x Abu Dhabi, UAETuesday 25 July 2017

Musical chairs of managerial world

We are in a close season, but football is open all hours, a roving and dastardly business that constantly craves fresh visualisations.

A flushed start to flaming June, even by football's agitated standards. We are in a close season, but football is open all hours, a roving and dastardly business that constantly craves fresh visualisations. Several clubs have hardly been reticent in seeking to frost themselves with glistening personnel. Some familiar faces have been busy picking up the cudgel in key battlegrounds. Carlo Ancelotti is in at Chelsea, Manuel Pellegrini has moved to Real Madrid and Steve Bruce is the Geordie now running Sunderland. Swansea City's Roberto Martinez, a mere slip of a Spanish lad at the age of 35, finds himself quaffing some riotous speculation. Glasgow Celtic and Wigan Athletic are in pursuit of his properties. Celtic apparently also long for West Bromwich Albion's Tony Mowbray to succeed Gordon Strachan.

Sir Alf Ramsay oversaw England's World Cup success of 1966. He said that managers receive too many plaudits in triumph, too much condemnation in losing. That may be true, but the absence of a good one can leave a club in a wretched state. A rudderless Newcastle United's fall into the undergrowth of the Championship has been a hellish decline. The foibles of a meaningful overseer cannot be overstated. Some appointments assuage the fears of supporters, others leave them shuddering. Tony Adams, a figure reeking of recent failure, said he was in the frame for Celtic position this week. It caused such widespread anxiety that the club issued a statement denouncing such a prospect, if only to alleviate the wailing sounds.

This game of managerial musical chairs is but a smallish fragment of a longer one. Announcing the identity of a new coach at the start of June allows a club three months to prune and restyle squads. The European transfer window for signing new players opens on July 1 and closes on Aug 31. Guus Hiddink rejected the chance to become Chelsea's permanent manager, but his five-month stopover gave them time to serenade Ancelotti. Chelsea will have discussed targets and budgets with the Italian. The England player, Shaun Wright-Phillips, was in Abu Dhabi a year ago. He spoke about his intention to impress the then new Chelsea manager Luiz Felipe Scolari, but within days had rejoined Manchester City. Such transfers do not occur on a whim.

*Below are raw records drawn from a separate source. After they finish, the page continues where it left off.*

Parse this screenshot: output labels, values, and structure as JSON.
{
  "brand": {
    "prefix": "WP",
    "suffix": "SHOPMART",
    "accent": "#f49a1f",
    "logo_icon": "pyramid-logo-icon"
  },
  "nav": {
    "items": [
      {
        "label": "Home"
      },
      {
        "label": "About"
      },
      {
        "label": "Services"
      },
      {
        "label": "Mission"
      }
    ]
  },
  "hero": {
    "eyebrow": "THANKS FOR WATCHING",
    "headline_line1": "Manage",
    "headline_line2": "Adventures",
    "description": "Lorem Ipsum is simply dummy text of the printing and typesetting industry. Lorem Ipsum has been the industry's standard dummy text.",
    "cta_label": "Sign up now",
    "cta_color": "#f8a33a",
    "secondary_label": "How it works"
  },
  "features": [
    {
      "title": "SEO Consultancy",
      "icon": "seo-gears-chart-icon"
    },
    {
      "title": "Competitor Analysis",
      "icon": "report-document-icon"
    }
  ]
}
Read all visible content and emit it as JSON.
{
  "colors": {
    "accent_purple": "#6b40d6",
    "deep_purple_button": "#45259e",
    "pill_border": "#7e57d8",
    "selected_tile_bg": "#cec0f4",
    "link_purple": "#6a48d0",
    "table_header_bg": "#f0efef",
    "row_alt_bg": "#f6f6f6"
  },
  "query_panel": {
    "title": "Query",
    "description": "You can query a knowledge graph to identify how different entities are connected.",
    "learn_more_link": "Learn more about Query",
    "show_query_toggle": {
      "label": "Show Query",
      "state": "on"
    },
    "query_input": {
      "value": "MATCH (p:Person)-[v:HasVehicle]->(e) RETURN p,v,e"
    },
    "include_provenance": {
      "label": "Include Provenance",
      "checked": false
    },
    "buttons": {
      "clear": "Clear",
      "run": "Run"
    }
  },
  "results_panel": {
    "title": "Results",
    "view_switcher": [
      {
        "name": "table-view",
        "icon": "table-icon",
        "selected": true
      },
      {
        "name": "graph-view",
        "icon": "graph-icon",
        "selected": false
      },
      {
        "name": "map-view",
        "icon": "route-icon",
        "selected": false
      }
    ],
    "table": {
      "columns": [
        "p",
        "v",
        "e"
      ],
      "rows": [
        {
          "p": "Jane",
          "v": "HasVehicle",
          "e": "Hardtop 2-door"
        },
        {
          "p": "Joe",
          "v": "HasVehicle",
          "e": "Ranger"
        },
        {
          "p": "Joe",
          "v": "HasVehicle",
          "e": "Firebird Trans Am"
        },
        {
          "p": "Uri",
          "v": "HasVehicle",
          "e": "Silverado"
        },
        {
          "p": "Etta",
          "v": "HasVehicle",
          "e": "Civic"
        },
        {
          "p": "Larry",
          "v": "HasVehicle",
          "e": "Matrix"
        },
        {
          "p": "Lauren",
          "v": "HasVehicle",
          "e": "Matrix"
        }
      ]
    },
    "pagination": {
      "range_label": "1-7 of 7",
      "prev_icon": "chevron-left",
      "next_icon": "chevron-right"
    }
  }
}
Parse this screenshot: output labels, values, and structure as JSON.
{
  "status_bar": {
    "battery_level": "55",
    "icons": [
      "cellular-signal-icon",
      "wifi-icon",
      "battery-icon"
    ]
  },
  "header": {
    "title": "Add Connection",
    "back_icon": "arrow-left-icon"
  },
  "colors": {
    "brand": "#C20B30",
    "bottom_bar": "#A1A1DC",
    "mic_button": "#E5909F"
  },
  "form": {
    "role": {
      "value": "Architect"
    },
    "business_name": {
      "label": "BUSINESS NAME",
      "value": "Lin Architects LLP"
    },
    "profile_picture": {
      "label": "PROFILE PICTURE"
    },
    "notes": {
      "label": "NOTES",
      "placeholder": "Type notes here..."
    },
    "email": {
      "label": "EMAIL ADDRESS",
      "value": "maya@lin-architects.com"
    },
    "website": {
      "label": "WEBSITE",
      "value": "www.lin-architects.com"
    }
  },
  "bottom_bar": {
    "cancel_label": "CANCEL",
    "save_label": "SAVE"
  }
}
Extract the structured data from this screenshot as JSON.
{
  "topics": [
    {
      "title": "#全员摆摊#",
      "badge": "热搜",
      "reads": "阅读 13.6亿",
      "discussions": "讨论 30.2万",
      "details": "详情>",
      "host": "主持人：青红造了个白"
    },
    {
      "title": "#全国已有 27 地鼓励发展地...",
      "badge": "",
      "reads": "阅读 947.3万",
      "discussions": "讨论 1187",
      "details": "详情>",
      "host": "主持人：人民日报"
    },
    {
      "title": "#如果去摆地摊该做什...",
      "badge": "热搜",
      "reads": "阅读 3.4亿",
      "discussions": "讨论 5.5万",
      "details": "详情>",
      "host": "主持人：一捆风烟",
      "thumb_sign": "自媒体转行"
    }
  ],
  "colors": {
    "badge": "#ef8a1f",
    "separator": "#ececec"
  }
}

Scolari's ill-fated time at Chelsea saw him toppled in February, but he would have scribbled down a list of players to pursue before pre-season training began last July. Wright-Phillips was never in Scolari's plans. He probably knew as much before he visited this region. Real Madrid's £56million (Dh333.5m) pursuit of Kaka is legitimate. It is known that Milan are struggling to meet the Brazilian's wages. After a move to City collapsed in January, Milan have been emitting noises on the quiet suggesting that he would be available for half of that price this summer. £56m is about half of what City were ready to unload.

Kaka may well interest Ancelotti at half the price. He apparently possesses a budget of £100m against the £150m that will line Pellegrini's pockets. Bruce will not be in the dark at the Stadium of Light. Sunderland have a unique selling point. They are the only club in the Premier League who hail from England's North East after the demise of Newcastle United and Middlesbrough. These are thoughtful times.

Wigan and Celtic are just a few notable names chasing managers. There will be more vacancies in the weeks ahead. A tight ship needs a taut captain to run it. While the art of good management can be a perilous path, it remains a priceless commodity to those who seek it. dkane@thenational.ae